location: On 29 October 1991, members of the Požega civil protection and police began to carry out orders about the evacuation of all citizens from 26 villages that had either exclusively or a majority of Serb population living in the Požega valley at the foot of the Papuk and Psunj mountains. One day earlier, Slavonska Požega Crisis Headquarters issued an order about evacuation, which had to be carried out within 48 hours. The order included the following villages: Oblakovac, Vučjak, Čečavski, Jeminovac, Šnjegavić, Čečavac, Koprivna, Rasna, Pasikovci, Kujnik, Orljavac, Crljenci, Sloboština, Milivojevci, Podsreće, Vranić, Nježić, Požeški Markovac, Klisa, Ozdakovci, Poljanska, Kantrovci, Gornji Vrhovci, Lučinci and Oljasi. Later, Smoljanovci and Ruševac were added to this list. According to the 1991 census, these villages had a population of 2120 inhabitants. Of all of them, only Poljanska, Orljavac and Lučinci were ethnically mixed, while the rest of them were populated only by Serbs. Evacuation did not encompass the Croatian villages of Ivandol, Deževci, Perenci, Toranj and Biškupci which bordered with the Serb villages. These villages were marked as ‘collecting districts’ for the population.

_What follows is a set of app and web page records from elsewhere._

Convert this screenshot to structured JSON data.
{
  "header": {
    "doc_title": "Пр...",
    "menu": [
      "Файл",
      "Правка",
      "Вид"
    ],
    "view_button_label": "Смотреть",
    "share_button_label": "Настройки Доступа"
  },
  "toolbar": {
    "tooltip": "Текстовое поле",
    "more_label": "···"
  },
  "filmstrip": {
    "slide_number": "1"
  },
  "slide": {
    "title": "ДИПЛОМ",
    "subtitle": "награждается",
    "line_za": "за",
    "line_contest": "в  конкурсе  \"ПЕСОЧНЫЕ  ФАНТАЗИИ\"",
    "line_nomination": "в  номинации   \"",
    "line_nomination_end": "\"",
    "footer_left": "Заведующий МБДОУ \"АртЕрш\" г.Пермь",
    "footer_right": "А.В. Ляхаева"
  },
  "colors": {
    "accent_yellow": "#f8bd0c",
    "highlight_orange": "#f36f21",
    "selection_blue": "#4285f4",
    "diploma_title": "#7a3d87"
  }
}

time: October — December 1991

description of crimes: Written order on evacuation displayed in public places on 28 October 1991 stated that “Chetnik terrorist forces and JNA units are recently increasingly endangering civilian population in the western part of the Slavonska Požega municipality” and that evacuation is undertaken “with the goal to protect their lives and to enable a more successful defence of Croatian forces’ positions in this area”. Some of the people from the 26 villages that the evacuation order referred to did as requested by the Crisis Headquarters, but some decided to stay in their houses. Although people were promised that upon return, they would find everything as they left it, soon after evacuation, looting, torching, and mining of Serb houses began. According to some data, in the next several months, more than 600 houses and farm buildings were torched or mined. Most inhabitants of the villages Vučjak Čečavski and Šnjegvić refused to evacuate, and part of those evacuated from other villages found refuge there. On 10 December 1991, units of the 121 brigade from Nova Gradiška and the 123 brigade from Slavonska Požega began and extensive operation of clearing the terrain in the areas of Vučjak Čečavski, Šnjegavić, Jeminovac and Ruševac. During the “clearing”, Croatian forces killed at least 41 persons in these villages. The majority of villagers killed were Serbs, civilians, mostly elderly women. In Šnjegavić, a mass grave was unearthed on 11 December 2000, in which the remains of thirteen persons were found. The identification of bodies is still pending. The remains of most persons killed, have not been found yet.

victims (missing and killed)

Šnjegavić

  1. Draga Protić
  2. Bosiljka Protić
  3. Ljubomir Protić
  4. Milan Protić
  5. Stanko Protić
  6. Ana Radmilović
  7. Ilija Radmilović
  8. Anka Radmilović
  9. Milan Radmilović
  10. Janko Živković
  11. Anđa Stanković
  12. Mileva Milošević
  13. Jula Radmilović

Čečavački Vučjak

  1. Milka Šimić
  2. Mile Dulić
  3. Rajko Starčević
  4. Ljubica Carević
  5. Milka Starčević
  6. Mileva Ivanović
  7. Ljubica Carević
  8. Branko Ivanović
  9. Nikola Živković
  10. Jagoda Dulić
  11. Jagoda Starčević
  12. Mara Trkulja
  13. Anđa Starčević
  14. Dulić Radojka
  15. Carević Milan

Ruševac

  1. Stevo Ranosavljević
  2. Ana Ranosavljević
  3. Mijo Ranosavljević
  4. Anđa Trlajić
  5. Ljuba Trlajić
  6. Jagoda Miličić
  7. Đuro Vasić
  8. Kata Čičković

Čečavac

  1. Mila Radić
  2. Jovo Radić
  3. Mile Mijatović

Oljasi

  1. Nikola Davidović

Ozdakovci

  1. Marija Milinković

judicial consequences: On 17 March 2000, the first criminal charges related to this crime were raised against unknown persons, but no one has, to date, been held responsible for these crimes.